But wait, however, for we are not done and all is certainly far from lost, as there is a fifth disc here containing an album of ten live tracks recorded from the mixing desk during that final year, titled High Time for its first ever release. And against all expectations, it is mostly superb. Much of it consists of previously unissued songs, but when past tracks are revisited the results are generally spectacular. Flashing Silver Hope stretches out to an even longer fifteen minutes, containing some irresistible guitar interplay, while October Andy is extended to twice its length and totally transformed into a veritable tour-de-force. There’s yet another epic in the shape of the 12-minute Gypsy Man, but there isn’t really a poor track on this disc. As the very honest new sleeve notes from Rubinstein admit, the mix has the vocals rather high and the guitars too low, meaning that the performances are robbed of some of their power, but nevertheless this is no bootleg recording. It’s a fine way to demonstrate how much Byzantium still had to offer on stage at that time, and throws prior efforts a la Cowboy Song into frustrating relief. This was a great band when they got down to it and wanted to be.

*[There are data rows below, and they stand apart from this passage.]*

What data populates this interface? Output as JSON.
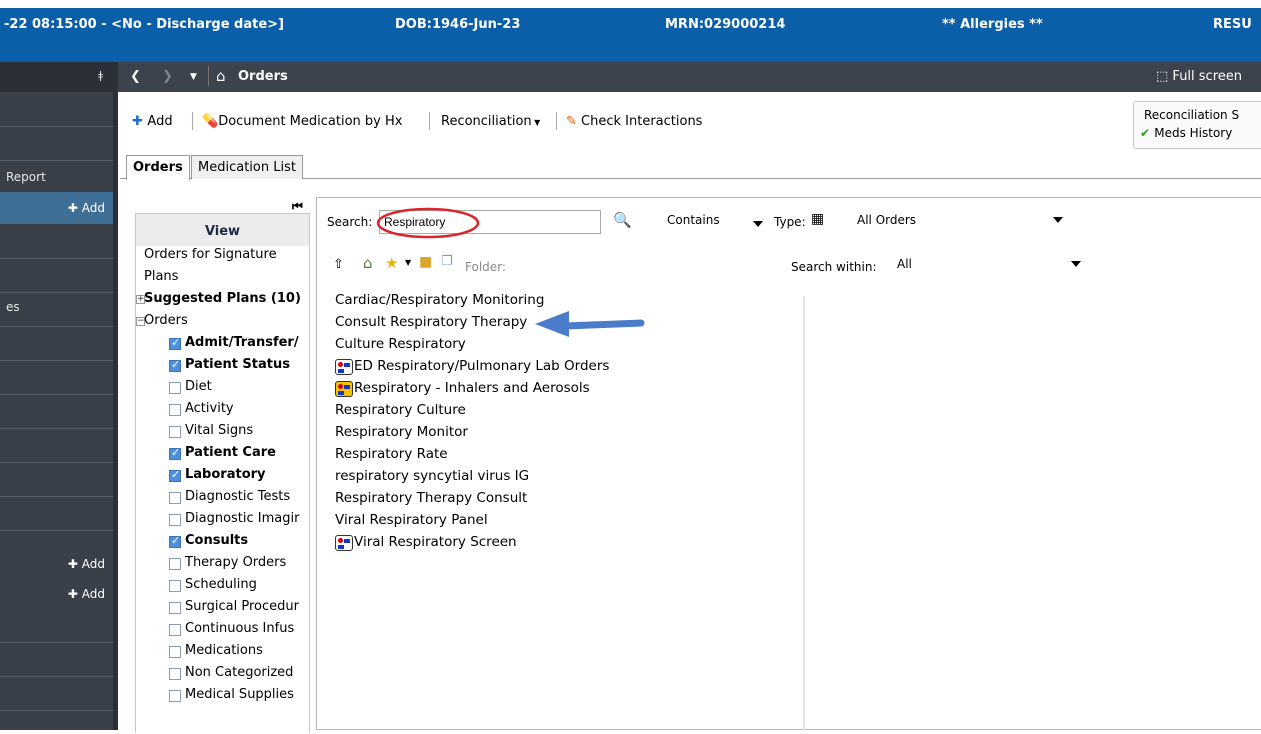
{
  "banner": {
    "admit_discharge": "-22 08:15:00 - <No - Discharge date>]",
    "dob": "DOB:1946-Jun-23",
    "mrn": "MRN:029000214",
    "allergies": "** Allergies **",
    "resus": "RESU"
  },
  "sidebar": {
    "report_label": "Report",
    "add_label": "Add",
    "es_label": "es",
    "add_label_2": "Add",
    "add_label_3": "Add"
  },
  "navbar": {
    "title": "Orders",
    "full_screen": "Full screen"
  },
  "toolbar": {
    "add": "Add",
    "document_med": "Document Medication by Hx",
    "reconciliation": "Reconciliation",
    "check_interactions": "Check Interactions",
    "recon_status_title": "Reconciliation S",
    "meds_history": "Meds History"
  },
  "tabs": [
    {
      "label": "Orders"
    },
    {
      "label": "Medication List"
    }
  ],
  "view_panel": {
    "header": "View",
    "items": [
      {
        "label": "Orders for Signature"
      },
      {
        "label": "Plans"
      },
      {
        "label": "Suggested Plans (10)"
      },
      {
        "label": "Orders"
      },
      {
        "label": "Admit/Transfer/"
      },
      {
        "label": "Patient Status"
      },
      {
        "label": "Diet"
      },
      {
        "label": "Activity"
      },
      {
        "label": "Vital Signs"
      },
      {
        "label": "Patient Care"
      },
      {
        "label": "Laboratory"
      },
      {
        "label": "Diagnostic Tests"
      },
      {
        "label": "Diagnostic Imagir"
      },
      {
        "label": "Consults"
      },
      {
        "label": "Therapy Orders"
      },
      {
        "label": "Scheduling"
      },
      {
        "label": "Surgical Procedur"
      },
      {
        "label": "Continuous Infus"
      },
      {
        "label": "Medications"
      },
      {
        "label": "Non Categorized"
      },
      {
        "label": "Medical Supplies"
      }
    ]
  },
  "search": {
    "label": "Search:",
    "value": "Respiratory",
    "match_mode": "Contains",
    "type_label": "Type:",
    "type_value": "All Orders",
    "folder_label": "Folder:",
    "search_within_label": "Search within:",
    "search_within_value": "All"
  },
  "results": [
    {
      "label": "Cardiac/Respiratory Monitoring"
    },
    {
      "label": "Consult Respiratory Therapy"
    },
    {
      "label": "Culture Respiratory"
    },
    {
      "label": "ED Respiratory/Pulmonary Lab Orders"
    },
    {
      "label": "Respiratory - Inhalers and Aerosols"
    },
    {
      "label": "Respiratory Culture"
    },
    {
      "label": "Respiratory Monitor"
    },
    {
      "label": "Respiratory Rate"
    },
    {
      "label": "respiratory syncytial virus IG"
    },
    {
      "label": "Respiratory Therapy Consult"
    },
    {
      "label": "Viral Respiratory Panel"
    },
    {
      "label": "Viral Respiratory Screen"
    }
  ],
  "colors": {
    "banner_bg": "#0b5ea8",
    "sidebar_bg": "#3a4049",
    "annotation_arrow": "#4a7cc9",
    "annotation_circle": "#d9262b"
  }
}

As alluded to earlier, and unsurprisingly, it’s a patchy collection at times – though how could it be anything else with such an unheralded outfit having their entire output so thoughtfully curated? There are two discs out of the five which are essential – Seasons Changing and High Time, of course – and the self-titled Byzantium debut is also strong. The Ora release and the Live/Studio album are curios from which to cherry-pick the best material, but taken all-in, that’s a pretty good hit-rate for a band few people even among rock fans will be aware of having existed. No, they weren’t ever contenders for Pink Floyd levels of stardom, but they deserved more than what they ended up with in terms of audience and label support. Finally with this release they have the quality of product (great booklet and individual album sleeve reproductions) that they always cried out for. Maybe, just maybe, a few more people will also sit up and take notice that here is another fascinating stroll down an early 70s country lane away from the motorway network of the Zeppelins and ELPs of the time. Give it a try, and have a nice day!